Every line of the records that contains "JSON" should be tallied, and only the resulting number returned.

◆ DATA SHOWN

——————————

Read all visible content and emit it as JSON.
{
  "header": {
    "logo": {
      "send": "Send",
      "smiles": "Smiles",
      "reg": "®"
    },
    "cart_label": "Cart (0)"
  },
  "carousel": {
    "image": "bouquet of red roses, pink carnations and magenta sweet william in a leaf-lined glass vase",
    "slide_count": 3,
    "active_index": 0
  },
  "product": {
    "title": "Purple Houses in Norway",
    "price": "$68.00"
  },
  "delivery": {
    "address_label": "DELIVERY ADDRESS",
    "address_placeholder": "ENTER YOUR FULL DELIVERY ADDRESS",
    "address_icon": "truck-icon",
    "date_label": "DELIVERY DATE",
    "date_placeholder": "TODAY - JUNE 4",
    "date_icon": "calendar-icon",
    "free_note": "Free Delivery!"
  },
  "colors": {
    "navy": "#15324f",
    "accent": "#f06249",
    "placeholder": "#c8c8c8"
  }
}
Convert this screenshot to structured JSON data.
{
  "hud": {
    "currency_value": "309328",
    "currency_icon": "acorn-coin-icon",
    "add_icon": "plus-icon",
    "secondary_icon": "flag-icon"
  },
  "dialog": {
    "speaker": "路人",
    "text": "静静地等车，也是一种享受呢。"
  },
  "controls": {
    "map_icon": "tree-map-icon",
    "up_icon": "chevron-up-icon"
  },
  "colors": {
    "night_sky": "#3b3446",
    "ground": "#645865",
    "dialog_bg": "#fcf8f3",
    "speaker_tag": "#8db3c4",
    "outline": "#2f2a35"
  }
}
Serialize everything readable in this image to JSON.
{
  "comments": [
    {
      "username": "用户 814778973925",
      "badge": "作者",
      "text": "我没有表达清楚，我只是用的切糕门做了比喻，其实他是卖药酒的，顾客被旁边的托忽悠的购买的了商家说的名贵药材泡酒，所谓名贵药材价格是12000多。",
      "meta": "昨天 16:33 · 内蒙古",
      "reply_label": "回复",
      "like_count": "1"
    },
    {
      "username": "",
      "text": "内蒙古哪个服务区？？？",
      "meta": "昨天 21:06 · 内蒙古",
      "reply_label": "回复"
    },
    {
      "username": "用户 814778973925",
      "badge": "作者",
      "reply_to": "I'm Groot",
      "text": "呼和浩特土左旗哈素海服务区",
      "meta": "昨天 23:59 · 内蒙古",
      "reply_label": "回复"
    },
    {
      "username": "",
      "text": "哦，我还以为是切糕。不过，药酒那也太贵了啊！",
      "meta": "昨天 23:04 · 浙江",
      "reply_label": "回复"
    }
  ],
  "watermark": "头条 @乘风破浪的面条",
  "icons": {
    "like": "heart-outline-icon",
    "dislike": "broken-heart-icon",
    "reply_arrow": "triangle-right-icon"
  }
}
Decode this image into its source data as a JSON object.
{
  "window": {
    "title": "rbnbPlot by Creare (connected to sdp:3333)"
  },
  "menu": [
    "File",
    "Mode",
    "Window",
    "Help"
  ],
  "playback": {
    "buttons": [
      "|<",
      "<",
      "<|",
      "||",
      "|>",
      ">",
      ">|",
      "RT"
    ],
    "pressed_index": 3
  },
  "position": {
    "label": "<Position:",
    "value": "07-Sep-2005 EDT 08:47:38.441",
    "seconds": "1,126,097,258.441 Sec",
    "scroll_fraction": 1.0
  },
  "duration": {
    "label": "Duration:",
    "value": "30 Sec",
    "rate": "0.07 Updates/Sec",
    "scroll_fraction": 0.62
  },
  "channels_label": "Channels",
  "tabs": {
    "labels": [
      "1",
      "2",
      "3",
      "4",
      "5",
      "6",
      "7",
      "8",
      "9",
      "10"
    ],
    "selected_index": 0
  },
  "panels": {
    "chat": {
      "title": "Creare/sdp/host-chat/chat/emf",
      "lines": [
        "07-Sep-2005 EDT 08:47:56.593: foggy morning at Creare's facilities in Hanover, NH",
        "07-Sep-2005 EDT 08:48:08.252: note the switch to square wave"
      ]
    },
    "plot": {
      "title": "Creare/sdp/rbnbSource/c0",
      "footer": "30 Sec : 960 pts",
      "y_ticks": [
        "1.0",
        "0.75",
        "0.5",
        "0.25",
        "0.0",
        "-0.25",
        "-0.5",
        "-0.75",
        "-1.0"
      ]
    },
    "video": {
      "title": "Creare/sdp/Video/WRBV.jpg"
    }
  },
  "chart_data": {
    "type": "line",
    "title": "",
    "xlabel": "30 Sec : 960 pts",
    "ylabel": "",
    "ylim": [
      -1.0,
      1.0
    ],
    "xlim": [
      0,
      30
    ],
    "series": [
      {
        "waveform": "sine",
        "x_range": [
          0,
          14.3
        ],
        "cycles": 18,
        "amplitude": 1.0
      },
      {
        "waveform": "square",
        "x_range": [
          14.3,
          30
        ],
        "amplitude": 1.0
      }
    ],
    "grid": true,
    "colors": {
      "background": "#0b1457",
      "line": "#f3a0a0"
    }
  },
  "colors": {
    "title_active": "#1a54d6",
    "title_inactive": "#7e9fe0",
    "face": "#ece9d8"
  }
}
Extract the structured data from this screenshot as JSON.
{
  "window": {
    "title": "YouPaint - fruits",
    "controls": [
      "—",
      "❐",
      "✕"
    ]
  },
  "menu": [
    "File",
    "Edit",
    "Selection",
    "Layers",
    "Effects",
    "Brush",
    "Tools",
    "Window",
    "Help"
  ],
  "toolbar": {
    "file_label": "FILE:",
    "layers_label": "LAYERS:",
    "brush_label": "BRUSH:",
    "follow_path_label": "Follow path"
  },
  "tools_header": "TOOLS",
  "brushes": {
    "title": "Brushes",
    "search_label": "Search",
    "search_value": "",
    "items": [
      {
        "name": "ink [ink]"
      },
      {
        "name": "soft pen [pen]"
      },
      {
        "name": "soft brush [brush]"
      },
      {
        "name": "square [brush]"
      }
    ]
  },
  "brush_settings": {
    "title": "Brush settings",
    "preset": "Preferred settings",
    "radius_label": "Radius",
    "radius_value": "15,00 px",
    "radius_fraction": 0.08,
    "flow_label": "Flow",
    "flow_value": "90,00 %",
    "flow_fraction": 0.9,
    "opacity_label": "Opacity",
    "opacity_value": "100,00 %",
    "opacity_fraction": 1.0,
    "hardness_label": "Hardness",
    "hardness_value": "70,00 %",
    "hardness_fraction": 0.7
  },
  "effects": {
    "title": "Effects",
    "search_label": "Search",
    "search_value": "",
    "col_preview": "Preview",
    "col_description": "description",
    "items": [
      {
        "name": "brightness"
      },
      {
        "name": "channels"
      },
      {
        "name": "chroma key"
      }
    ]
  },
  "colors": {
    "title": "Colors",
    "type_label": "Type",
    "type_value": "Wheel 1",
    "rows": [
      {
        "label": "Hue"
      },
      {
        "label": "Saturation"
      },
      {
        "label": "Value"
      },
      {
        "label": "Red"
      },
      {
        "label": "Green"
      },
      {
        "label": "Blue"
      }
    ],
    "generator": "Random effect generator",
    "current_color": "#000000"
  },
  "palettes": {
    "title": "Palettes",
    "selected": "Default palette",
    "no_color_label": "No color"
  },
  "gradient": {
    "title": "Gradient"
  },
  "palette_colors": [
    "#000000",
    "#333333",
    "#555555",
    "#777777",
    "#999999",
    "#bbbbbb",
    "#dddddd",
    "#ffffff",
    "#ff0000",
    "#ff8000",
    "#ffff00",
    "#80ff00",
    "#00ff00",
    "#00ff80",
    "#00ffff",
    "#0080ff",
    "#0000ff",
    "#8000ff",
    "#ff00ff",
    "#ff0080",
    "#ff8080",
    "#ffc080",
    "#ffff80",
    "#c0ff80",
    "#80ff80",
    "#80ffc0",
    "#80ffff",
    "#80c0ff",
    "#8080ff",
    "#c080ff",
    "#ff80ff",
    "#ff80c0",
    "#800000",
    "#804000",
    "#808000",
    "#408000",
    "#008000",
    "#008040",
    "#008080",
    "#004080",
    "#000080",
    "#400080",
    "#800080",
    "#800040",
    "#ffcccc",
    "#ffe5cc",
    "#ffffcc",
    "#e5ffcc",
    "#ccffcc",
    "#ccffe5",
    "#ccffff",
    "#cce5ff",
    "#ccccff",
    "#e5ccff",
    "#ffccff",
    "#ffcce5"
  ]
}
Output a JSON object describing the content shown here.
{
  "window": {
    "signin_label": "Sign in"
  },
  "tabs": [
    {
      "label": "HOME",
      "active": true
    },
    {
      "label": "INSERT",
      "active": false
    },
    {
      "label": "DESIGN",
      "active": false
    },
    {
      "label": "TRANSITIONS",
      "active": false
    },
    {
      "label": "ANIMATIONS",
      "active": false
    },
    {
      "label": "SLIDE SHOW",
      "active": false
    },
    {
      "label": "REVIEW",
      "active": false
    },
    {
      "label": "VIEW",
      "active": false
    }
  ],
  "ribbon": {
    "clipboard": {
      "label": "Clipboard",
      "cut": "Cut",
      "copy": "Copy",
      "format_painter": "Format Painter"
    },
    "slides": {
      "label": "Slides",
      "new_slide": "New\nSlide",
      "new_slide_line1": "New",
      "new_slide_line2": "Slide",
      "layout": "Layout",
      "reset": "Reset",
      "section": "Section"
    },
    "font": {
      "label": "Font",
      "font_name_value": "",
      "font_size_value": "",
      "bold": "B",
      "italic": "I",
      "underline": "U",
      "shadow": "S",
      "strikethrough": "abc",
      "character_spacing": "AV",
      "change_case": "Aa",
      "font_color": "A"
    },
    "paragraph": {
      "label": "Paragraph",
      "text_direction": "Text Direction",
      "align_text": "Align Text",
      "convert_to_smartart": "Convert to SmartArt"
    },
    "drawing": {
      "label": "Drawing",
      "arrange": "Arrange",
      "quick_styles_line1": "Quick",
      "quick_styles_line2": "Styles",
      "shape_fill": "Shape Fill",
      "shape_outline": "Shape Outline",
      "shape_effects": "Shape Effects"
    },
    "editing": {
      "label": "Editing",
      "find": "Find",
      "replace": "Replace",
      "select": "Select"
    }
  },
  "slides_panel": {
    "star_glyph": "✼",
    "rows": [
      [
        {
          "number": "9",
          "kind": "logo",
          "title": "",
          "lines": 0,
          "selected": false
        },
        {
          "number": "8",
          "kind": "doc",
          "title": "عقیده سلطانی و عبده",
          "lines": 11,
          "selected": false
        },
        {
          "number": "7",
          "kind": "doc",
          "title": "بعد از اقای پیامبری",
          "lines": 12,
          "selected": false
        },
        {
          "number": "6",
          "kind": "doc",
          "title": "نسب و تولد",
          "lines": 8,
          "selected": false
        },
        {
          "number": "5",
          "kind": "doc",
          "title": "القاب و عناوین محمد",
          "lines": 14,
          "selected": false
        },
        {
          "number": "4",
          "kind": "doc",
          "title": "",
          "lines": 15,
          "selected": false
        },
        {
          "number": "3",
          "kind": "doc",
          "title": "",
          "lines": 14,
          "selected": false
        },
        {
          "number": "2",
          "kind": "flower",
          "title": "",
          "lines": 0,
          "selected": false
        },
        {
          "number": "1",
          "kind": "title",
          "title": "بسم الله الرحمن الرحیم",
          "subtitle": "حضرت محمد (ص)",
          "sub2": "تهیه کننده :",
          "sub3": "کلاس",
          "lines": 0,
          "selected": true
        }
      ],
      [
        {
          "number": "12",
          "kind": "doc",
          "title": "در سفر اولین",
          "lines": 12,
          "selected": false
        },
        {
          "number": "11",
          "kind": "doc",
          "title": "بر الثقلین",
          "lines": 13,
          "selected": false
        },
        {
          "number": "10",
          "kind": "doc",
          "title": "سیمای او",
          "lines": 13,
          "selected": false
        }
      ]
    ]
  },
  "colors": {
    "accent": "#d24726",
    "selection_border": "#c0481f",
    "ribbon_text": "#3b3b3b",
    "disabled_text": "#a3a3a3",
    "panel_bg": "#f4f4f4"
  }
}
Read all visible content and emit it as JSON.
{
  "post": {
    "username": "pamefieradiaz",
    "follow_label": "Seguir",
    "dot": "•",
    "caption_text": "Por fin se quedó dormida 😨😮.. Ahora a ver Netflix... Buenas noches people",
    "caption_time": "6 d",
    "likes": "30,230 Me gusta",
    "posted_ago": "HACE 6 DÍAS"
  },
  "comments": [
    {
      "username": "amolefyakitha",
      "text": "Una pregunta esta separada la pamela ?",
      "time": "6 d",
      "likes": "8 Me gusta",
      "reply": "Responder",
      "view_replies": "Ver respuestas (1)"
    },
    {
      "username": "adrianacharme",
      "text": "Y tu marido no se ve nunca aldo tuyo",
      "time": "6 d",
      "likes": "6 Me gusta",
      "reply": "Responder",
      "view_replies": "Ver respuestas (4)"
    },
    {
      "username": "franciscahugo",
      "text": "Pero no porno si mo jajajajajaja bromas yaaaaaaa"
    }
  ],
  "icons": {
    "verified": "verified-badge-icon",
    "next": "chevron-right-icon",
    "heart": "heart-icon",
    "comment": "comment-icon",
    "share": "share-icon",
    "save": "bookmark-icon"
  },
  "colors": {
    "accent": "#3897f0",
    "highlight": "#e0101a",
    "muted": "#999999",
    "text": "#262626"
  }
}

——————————

◆ SOLUTION FOR THIS EXERCISE
7